Monday, April 1, 2013

Happy Easter!

 It's Easter, and as Christians rejoice that the Lord is risen, we wildflower lovers also rejoice that the first REAL flower of spring -- one that actually looks like a flower -- has risen as well.  Alleluia!  The Coltsfoot is up!  The season of blooming is here!  I found this patch in Congress Park today.  These dear little sunny blooms, bursting forth in glory from out of the cold dead leaves, speak to me of resurrection far more than any pampered, florist-bred Easter Lily could.  Like God's love, they are freely given, they spring forth unbidden, there's not a thing we had to do to deserve them, nor a penny we have to spend to enjoy them.  Also, like the Incarnate One who dwelt among the lowly, they make their home among the poorest soils, brightening desolate roadsides where nothing else will grow.  Supposedly, they even have healing powers.  So bless you, dear little Coltsfoot.  It gives me great joy to welcome you once more.

Easter Sunday this year was delightfully warm and sunny, but because of hostessing duties I didn't get to spend much of the day outdoors.  By the time I got out to the woods today, a cold wind had blown the warmth away, but still, the woods appeared transformed from how it had been just last week.  All of the snow is gone at last, and the creek at Orra Phelps Nature Preserve is flowing freely once more.

Mud Pond at Moreau is mostly free of ice, and the sun broke through the racing clouds to warm the grassy banks.

The American Hazelnut shrubs at the top of the pond were dotted with bright little lipstick-red buds, opening to the sun.


catharus said...

Yes, coltsfoot and hepatica blooming here in central PA.
Happy Easter!

Anonymous said...

Happy Easter to you too! We are still waiting for the colt's foot here in western NY, but we know it is coming! Looking forward to spring wildflowers and your delightful posts! Keep up the good work.

Ellen Rathbone said...

I'd settle for a dandelion at this point!

Caroline said...

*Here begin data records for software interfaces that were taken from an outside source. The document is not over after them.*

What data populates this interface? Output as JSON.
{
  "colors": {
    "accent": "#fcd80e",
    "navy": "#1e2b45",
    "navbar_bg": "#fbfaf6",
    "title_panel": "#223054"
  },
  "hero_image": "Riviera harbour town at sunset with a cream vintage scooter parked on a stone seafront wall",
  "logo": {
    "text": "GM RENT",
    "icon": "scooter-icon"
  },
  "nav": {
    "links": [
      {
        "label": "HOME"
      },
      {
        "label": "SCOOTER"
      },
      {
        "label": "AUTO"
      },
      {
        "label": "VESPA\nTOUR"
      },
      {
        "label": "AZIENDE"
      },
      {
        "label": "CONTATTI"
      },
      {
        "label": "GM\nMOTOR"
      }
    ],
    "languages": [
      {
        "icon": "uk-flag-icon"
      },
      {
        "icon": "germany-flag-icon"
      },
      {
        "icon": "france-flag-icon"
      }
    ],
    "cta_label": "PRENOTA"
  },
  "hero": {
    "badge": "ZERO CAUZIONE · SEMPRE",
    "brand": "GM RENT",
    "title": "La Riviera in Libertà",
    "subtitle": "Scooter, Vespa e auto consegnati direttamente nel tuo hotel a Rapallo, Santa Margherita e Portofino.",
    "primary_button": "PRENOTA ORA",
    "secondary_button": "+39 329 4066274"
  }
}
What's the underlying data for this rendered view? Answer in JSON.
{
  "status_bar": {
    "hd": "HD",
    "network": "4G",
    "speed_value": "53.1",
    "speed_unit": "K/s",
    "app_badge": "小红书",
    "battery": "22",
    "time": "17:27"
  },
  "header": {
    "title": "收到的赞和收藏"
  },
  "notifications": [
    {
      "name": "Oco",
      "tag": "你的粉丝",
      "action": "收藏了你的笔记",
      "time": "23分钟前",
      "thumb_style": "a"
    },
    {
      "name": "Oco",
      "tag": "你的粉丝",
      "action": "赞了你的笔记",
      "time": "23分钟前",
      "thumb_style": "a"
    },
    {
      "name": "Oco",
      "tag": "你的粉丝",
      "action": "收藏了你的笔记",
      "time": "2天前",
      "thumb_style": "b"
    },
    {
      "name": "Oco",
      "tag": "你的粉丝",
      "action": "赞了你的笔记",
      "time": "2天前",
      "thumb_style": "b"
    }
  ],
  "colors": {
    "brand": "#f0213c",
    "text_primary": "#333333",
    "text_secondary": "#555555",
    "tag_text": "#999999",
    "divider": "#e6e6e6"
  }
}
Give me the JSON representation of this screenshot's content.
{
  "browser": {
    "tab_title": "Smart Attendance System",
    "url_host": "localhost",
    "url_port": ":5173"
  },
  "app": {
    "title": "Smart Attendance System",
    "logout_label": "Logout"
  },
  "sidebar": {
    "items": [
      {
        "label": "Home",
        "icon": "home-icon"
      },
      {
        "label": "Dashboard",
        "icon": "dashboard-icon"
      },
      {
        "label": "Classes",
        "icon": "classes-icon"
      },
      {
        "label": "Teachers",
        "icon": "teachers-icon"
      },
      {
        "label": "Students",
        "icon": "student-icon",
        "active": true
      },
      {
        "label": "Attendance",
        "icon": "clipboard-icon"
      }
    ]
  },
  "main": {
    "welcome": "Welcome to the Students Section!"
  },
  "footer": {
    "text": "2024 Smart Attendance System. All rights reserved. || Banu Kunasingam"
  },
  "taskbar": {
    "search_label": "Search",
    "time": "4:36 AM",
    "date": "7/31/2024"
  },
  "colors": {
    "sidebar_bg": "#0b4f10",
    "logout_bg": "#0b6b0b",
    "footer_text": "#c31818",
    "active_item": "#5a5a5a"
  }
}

I remember going on expeditions in the Adirondack woods when I was a kid looking for hepatica, arbutus and lady's slippers. Here in the Black Hills I look for star lilies, Nuttall's violets and pasque flowers the same way.